[Dataset rows for apps and sites]
━━━━━━━━━━━━━━━━

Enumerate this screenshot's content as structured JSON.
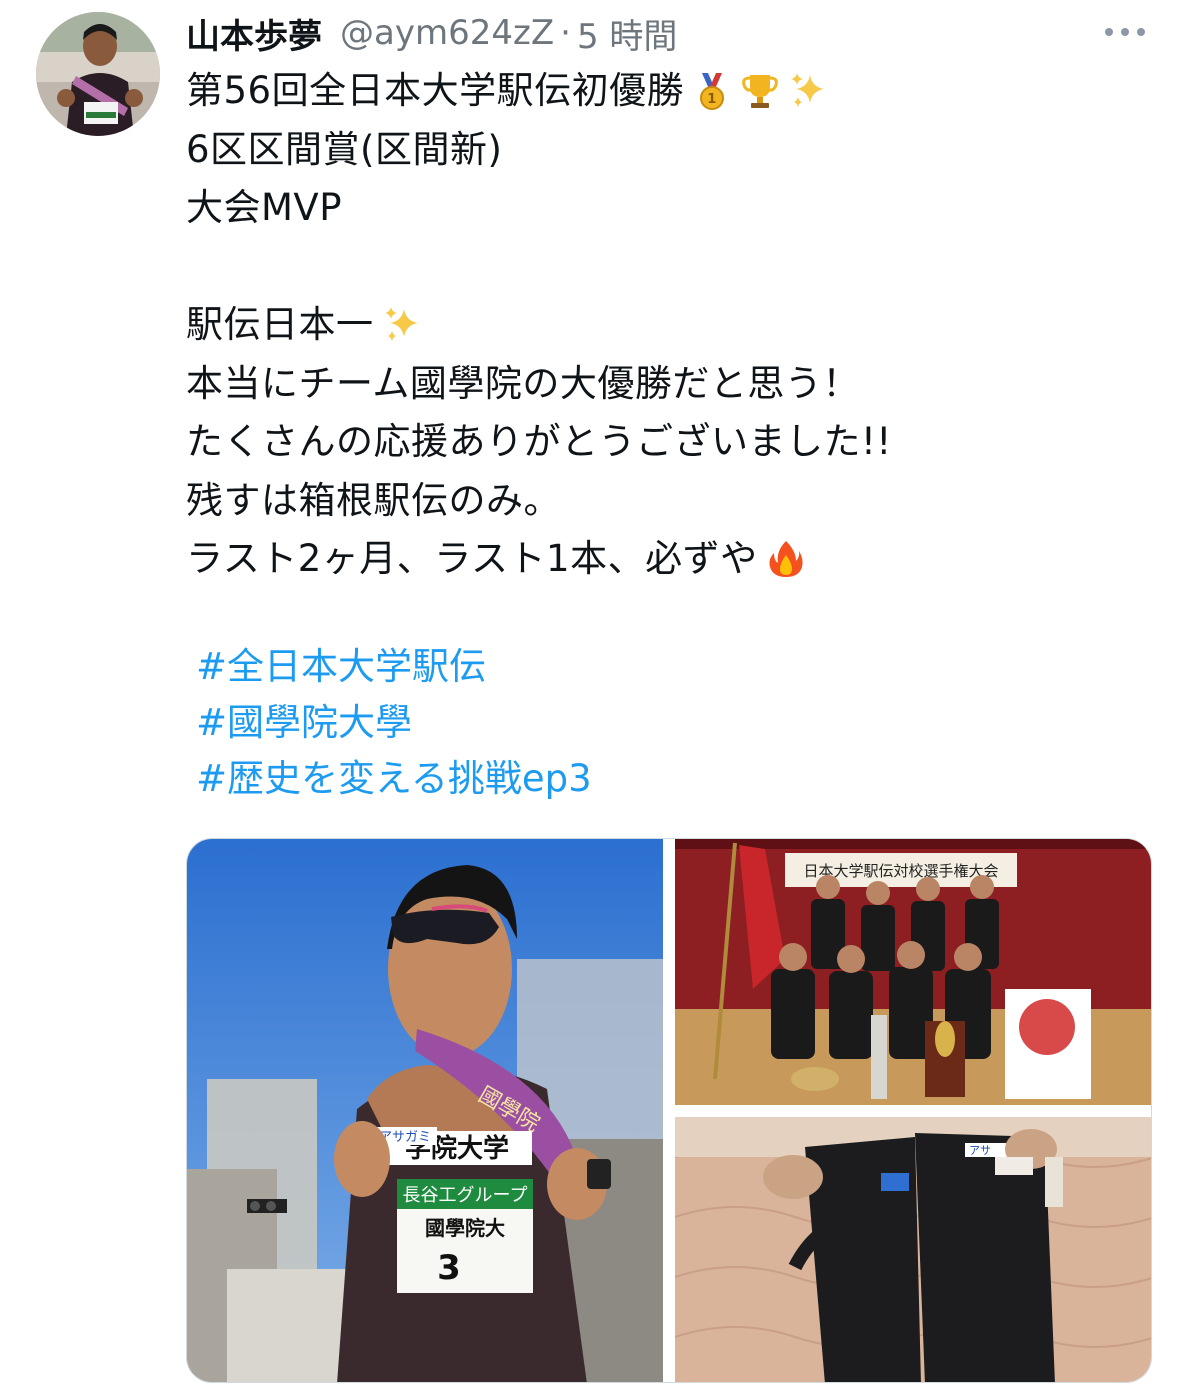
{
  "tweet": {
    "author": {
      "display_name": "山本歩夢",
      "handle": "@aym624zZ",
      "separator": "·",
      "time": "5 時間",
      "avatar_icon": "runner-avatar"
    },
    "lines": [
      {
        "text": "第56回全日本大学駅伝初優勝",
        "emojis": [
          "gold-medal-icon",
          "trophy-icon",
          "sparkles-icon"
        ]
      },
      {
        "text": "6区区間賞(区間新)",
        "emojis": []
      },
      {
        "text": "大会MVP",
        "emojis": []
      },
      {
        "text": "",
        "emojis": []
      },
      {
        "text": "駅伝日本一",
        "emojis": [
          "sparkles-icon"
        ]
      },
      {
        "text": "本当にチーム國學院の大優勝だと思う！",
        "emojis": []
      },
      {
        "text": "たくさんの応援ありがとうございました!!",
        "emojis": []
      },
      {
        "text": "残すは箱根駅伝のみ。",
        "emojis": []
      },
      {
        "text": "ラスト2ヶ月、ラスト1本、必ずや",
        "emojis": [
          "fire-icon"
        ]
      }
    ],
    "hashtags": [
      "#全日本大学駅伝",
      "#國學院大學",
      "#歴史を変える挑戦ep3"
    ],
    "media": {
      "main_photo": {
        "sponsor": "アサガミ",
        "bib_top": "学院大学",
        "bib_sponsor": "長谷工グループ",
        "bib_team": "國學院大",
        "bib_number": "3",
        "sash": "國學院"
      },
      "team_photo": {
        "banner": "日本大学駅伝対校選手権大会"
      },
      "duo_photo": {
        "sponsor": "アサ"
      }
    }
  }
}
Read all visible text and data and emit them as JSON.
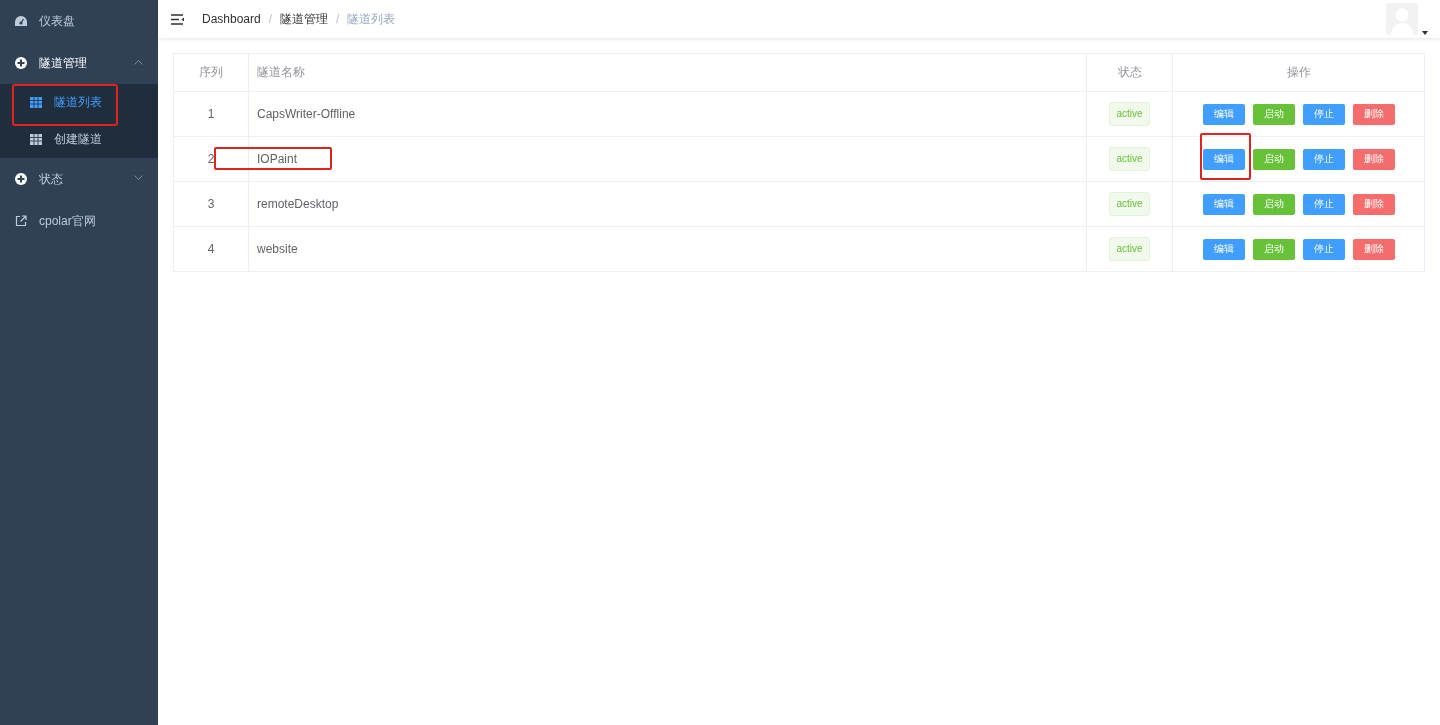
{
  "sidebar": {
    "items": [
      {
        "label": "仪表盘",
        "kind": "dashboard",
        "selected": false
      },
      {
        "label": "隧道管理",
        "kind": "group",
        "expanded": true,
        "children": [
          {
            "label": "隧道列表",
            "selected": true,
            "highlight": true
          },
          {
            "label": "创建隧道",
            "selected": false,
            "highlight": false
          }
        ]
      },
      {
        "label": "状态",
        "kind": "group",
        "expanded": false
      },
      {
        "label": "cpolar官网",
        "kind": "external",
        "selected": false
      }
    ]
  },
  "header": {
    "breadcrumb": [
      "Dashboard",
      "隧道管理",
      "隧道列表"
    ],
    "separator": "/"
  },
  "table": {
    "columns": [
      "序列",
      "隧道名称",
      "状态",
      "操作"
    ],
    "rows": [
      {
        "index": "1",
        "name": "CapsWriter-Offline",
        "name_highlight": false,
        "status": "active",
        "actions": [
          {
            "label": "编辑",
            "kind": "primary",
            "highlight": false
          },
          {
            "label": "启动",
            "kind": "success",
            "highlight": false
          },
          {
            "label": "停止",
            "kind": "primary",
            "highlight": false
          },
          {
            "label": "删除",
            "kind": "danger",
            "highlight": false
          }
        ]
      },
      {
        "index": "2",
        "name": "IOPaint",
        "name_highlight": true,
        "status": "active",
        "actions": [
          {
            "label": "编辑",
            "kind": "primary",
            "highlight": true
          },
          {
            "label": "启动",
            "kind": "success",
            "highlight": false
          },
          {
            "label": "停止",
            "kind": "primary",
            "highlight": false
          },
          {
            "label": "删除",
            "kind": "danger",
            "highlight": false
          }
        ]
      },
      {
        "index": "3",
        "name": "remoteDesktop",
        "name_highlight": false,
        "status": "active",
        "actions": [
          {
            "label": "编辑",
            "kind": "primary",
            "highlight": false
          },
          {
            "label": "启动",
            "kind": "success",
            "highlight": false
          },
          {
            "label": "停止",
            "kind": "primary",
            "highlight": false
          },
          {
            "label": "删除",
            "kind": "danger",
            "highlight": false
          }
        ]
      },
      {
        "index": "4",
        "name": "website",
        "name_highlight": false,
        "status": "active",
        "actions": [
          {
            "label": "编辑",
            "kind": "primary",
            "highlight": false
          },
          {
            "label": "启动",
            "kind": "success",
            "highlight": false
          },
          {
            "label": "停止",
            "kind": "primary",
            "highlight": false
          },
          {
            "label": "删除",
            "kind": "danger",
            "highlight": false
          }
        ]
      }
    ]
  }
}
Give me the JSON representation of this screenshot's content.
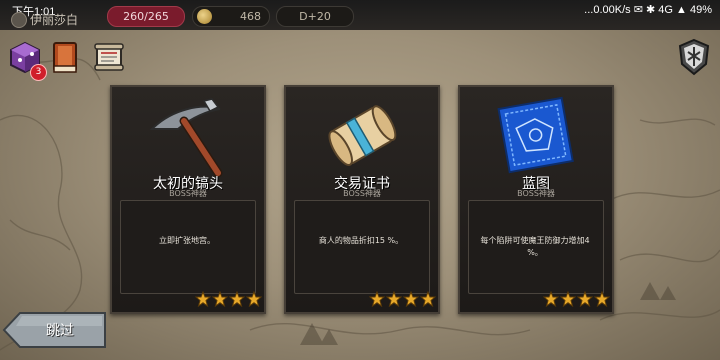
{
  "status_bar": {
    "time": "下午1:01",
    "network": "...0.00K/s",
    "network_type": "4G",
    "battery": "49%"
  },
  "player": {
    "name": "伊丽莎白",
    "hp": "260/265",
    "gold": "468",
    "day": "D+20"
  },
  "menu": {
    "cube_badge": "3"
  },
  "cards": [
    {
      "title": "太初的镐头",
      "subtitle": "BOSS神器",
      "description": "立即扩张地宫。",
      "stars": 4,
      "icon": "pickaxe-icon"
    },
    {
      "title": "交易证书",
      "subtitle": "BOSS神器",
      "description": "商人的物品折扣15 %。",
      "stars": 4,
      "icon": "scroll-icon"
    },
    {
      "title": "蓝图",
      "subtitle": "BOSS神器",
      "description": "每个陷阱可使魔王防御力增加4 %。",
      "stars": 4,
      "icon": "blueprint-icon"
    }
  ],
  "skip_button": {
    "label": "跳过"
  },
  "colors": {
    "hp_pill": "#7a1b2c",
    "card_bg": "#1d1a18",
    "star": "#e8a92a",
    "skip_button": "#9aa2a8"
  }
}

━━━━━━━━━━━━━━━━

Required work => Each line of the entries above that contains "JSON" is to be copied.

Answer to this task =>
Enumerate this screenshot's content as structured JSON.
Read all visible text and data and emit them as JSON.
Give me the JSON representation of this screenshot's content.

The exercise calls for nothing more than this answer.